Just last week, a good friend of mine was rear-ended. He was okay, just a few scrapes and bruises, and the guy who hit him apologized profusely, offered to pay for the damage, and even took him home.
The thing is, the guy who ran into my friend – let’s call him Dan, since that’s his name — was driving a pickup. Dan, on the other hand, was riding his bike, by which I mean “bicycle,” not “Harley.” The back wheel was badly bent, and before accepting the ride home, he asked his assailant to first put his bike in the truck bed and take him, and it, to the bike shop.
I can understand. I used to ride my bike everywhere. One of my most gleeful memories is my 10th Christmas, when I found that Santa had wheeled a Schwinn Stingray into the living room, just for me. Remember those? They had high handlebars and banana seats, the very coolest bike. I could hardly wait for winter to end, so I could take it out on the road.
Of course it took me a while to get the hang of it, even with training wheels. (Oh, the humiliation.) Although I believe it’s true you never forget how to ride a bike, you do have to first learn how. It wasn’t long before Dad removed those baby wheels, gave me a push, and I coasted down the street, took two rights, and pedaled madly up the alley and into our back yard.
For a kid, a bike means freedom. Sure, little tykes ride poky trikes up and down the sidewalk, or circle round the driveway. But once they master two wheels, it’s hard telling where they’ll end up. As soon as I got a big bike – a 10-speed Peugeot for which I saved my pathetic paychecks – I would ride for miles, sometimes all the way downtown, which in Davenport, as in Dubuque, meant a grueling haul back up the bluffs of the Mississippi.

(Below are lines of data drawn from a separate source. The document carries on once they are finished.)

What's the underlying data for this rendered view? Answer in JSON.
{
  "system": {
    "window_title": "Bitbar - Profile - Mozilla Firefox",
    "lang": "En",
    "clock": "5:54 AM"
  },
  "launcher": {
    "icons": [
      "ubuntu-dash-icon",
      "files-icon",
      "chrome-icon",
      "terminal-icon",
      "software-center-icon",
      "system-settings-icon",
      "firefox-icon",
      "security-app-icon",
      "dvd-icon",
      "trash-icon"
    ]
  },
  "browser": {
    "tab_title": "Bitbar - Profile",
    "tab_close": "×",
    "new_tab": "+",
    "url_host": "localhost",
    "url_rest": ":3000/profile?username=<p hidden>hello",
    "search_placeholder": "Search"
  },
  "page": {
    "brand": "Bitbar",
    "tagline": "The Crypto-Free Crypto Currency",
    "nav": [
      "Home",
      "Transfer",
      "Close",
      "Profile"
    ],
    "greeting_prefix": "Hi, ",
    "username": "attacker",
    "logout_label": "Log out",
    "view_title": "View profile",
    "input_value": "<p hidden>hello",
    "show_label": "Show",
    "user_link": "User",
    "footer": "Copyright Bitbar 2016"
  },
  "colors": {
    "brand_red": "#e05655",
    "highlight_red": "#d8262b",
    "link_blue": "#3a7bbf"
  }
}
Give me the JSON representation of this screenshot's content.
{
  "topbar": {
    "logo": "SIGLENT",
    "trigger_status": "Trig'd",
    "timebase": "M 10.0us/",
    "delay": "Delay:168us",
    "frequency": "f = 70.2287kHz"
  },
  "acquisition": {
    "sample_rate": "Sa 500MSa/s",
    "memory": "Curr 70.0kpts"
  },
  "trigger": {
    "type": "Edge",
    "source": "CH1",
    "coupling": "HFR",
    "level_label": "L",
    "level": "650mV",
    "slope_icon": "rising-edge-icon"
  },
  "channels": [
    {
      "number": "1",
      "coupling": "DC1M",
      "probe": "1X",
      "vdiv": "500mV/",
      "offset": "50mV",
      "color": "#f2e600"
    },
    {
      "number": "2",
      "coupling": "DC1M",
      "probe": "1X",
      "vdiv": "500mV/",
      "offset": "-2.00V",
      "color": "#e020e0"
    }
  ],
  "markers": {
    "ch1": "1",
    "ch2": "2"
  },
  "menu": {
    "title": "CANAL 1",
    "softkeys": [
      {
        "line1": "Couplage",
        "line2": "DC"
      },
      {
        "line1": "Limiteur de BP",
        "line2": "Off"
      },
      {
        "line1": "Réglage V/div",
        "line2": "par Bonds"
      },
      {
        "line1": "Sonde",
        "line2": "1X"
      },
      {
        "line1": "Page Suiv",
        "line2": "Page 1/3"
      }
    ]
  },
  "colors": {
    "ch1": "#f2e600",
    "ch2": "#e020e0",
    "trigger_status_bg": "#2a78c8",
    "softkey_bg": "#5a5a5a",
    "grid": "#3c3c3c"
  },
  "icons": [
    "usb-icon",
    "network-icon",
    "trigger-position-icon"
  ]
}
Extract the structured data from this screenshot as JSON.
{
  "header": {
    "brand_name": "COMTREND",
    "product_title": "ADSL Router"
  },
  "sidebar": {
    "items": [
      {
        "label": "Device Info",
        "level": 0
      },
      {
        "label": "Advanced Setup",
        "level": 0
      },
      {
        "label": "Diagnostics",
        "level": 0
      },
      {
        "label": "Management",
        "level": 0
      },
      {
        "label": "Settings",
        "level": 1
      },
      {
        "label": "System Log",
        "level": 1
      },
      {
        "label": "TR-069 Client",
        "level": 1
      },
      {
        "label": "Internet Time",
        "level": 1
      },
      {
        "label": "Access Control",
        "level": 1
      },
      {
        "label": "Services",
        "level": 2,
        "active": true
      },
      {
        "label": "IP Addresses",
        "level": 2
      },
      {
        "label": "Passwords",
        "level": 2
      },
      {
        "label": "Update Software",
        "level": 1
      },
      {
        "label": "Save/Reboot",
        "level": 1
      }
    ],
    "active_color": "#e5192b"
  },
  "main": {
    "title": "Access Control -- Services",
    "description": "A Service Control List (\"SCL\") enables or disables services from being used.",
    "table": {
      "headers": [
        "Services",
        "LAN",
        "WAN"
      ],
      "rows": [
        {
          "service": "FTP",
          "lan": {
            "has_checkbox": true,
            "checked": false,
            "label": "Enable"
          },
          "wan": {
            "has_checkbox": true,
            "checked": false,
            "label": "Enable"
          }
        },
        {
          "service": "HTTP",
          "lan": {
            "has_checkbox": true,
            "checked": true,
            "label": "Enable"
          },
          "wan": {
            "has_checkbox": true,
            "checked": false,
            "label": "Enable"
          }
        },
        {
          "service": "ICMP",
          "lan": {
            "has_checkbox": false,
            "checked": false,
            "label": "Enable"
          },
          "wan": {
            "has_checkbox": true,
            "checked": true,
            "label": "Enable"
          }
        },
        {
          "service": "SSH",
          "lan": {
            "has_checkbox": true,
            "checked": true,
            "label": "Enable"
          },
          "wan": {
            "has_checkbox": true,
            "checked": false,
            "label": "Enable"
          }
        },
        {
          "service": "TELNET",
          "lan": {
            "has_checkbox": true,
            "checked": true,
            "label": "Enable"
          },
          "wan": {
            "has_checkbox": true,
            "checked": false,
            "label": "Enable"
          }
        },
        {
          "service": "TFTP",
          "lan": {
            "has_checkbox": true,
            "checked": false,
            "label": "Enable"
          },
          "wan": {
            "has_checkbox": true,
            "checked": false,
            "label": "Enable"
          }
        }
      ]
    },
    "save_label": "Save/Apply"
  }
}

I rode to the book store. I rode to the pool. I rode to my boyfriend’s house. I would have ridden to school, but we didn’t stage the coup that broke the girls-can’t-wear-pants rule until my senior year. I had thighs of steel before women began obsessing over such things. In my early biking years, I dreaded the first rides of spring, when the roads were littered with cinders the city scattered over the snow, before the advent of street salt. That which made the road safer in the snow made it treacherous after it melted, for cyclists, anyway.
Once my friend Jo and I rode to Fejervary Park, a beautiful place on an insanely steep incline. We decided to play a trick on any drivers who might pass by on its interior roadway. Placing our bikes on their sides, we set the wheels spinning as we lay sprawled on the grass, hoping someone would think we’d wiped out and rush to our aid, at which point we would sit up and giggle. Alas, nobody fell for it.
When I went to Cedar Rapids for college, my parents sold my Buick and I took my bike along. My hair reached my waist by then, and in nice weather, I loved to jump on my bike after washing it, using the wind to dry it instead of a hot, noisy blow dryer. Once again, I would ride my bike downtown, even though the trek back involved major hills.
In graduate school, I still had no car. The only hill I had to contend with was the one from the library, which was on the same level as the Iowa River, up to the main part of town. What IS it with bodies of water and hills? Oh, right. Yes, I have seen the Grand Canyon, and I know how that little river carved it out.
I was getting older, and some of those city hills were starting to feel like they belonged in a national park. When I married and moved to Colorado, we lived in a perfectly flat little town, so even after my daughter was born, I figured I’d keep on riding. We put a baby seat on the back, and, well, I nearly killed her. My legs had lost some of their steeliness, and I was barely able to stop the whole bike, with Allison attached, from crashing onto the cement. A baby with no helmet; a mom with no sense. That was the end of that. Now I see kids in trailers pulled behind their parents’ bikes, and can only wonder about all the exhaust they’re inhaling.
For a while after our move to Dubuque, I rode in the early morning, taking Grandview from University to Mt. Carmel and back. Did you know that road slopes gently downward going south, and – funny how this works – less gently upward on the way back? Same thing on the Heritage Trail. No maniac cyclist would notice, but I sure did.
Now my Peugeot hangs in the garage, next to my husband’s Nishiki. My son, the off-road cycling ace, has cherry-picked some of the parts off my bike. One of these days, I’ll donate what’s left of it to those great people who fix up used bikes for kids who can’t afford them.
Dan, my friend, has told me about his early-morning rides, the red foxes that cross Pennsylvania and the skunk families he narrowly avoids in the country. I remember that peace, that feeling of sailing like the wind. I hope the new debate about “free-ranging” kids doesn’t stop parents from allowing their kids that kind of joy. With a helmet, of course. Ride defensively, kids. But ride.
This one goes out to Dan Boice, who will soon be pedaling down new roads far from Iowa. Fare thee well, my friend.